* Some of you seemed dismayed by my suggestion in last week’s review that this season might have benefited from less Boyd. Let me clarify. Walton Goggins is brilliant in this role, and Raylan vs. Boyd is and should be the main rivalry when you’re looking at the show’s full lifespan. But in looking at all of the characters being introduced (or reintroduced) this season, it does feel at times like things are on the verge of being overcrowded (poor Rachel hasn’t appeared in forever), possibly at the expense of making Quarles and/or Limehouse less deep than they could have been in a season structured like, say, season 2. And in the hopes of them getting more depth – which Quarles absolutely got tonight – I looked at which pieces were least essential to the story being told, and it felt like plot-wise, Boyd was less central at times than he’d been. But this episode beautifully put Boyd smack into the middle of things, and his confrontations with both Napier’s estranged sister and with Quarles outside the sheriff’s station were great moments for Goggins. What I’m saying, I guess, is that I don’t want less of Walton Goggins; I want more of “Justified,” period.

* From my notes near the end of the opening scene: “You do not fuck with Jim Beaver.” A good moment for Shelby made even better by the revelation that the cancer story was just a big lie he told Napier’s deputies to get them to leave. I like how the show is having fun with Shelby’s varying levels of comfort with being part of the Crowder operation, like him wanting to leave the room as Boyd tells him about the nature of Harlan County politics involving lots of oral sex.

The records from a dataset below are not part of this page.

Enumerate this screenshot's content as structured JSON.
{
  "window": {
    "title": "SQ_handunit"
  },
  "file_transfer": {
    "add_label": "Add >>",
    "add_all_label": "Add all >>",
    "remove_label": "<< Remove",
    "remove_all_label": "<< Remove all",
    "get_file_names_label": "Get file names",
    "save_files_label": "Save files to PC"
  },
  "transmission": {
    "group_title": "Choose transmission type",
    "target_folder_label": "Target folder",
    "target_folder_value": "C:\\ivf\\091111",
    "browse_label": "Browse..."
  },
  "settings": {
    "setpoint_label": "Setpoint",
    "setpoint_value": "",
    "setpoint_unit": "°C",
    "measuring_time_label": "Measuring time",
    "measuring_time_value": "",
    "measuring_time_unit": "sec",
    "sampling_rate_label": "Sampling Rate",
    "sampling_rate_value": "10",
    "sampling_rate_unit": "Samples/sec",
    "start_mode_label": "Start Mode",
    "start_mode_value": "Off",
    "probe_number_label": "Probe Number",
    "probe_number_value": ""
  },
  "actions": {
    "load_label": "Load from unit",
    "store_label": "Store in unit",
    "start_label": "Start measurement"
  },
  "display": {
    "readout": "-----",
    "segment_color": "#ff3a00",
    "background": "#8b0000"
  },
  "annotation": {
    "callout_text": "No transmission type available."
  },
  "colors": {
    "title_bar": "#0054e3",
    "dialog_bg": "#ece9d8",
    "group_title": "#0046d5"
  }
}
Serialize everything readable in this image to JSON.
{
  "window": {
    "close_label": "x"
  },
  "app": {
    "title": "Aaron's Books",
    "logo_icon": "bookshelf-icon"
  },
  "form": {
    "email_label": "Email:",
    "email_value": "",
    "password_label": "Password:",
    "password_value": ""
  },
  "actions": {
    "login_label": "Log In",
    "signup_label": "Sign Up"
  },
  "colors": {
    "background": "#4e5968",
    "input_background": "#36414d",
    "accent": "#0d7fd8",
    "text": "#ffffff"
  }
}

* Limehouse continues playing both sides against each other, here selling Harvey’s services to Boyd.

* Jed, who took the fall for Aunt Helen’s murder last season, returns, and we finally get an explanation for the old woman who talked him into confessing (which I compared last season to Frankie Pentangeli’s aborted “Godfather Part II” testimony). The scene at the nursing home had rings of Tuco Salamanca on “Breaking Bad,” between the letter board (which I imagine many real-life stroke victims use) and the way she had so much fun at Raylan’s expense. I like that she was clever enough to demand two milkshakes, just so she could dump one on him and still enjoy the other.

* If Winona is on her way out, as it seemed from the end of “Watching the Detectives,” then Lindsey (played by relative newcomer Jenn Lyon, not to be confused with the “Survivor: Palau” contestant of the same name) seems a promising new love interest. She’s much more evocative of Ava, down to her handiness with a shotgun, and she has no problems calling Raylan on his crap, but in a charming way.

* Art’s reactions to Raylan’s lunacy will never not be funny. “Did that go the way you rehearsed it?” Excellent, and perfectly-delivered by Nick Searcy.

* Similarly, it should go without saying at this point how much fun Jere Burns is having at playing Wynn’s reactions to the lunatic he finds himself working for, but he was pretty damn great himself during the Quarles monologue scene.

What did everybody else think?

Alan Sepinwall may be reached at sepinwall@hitfix.com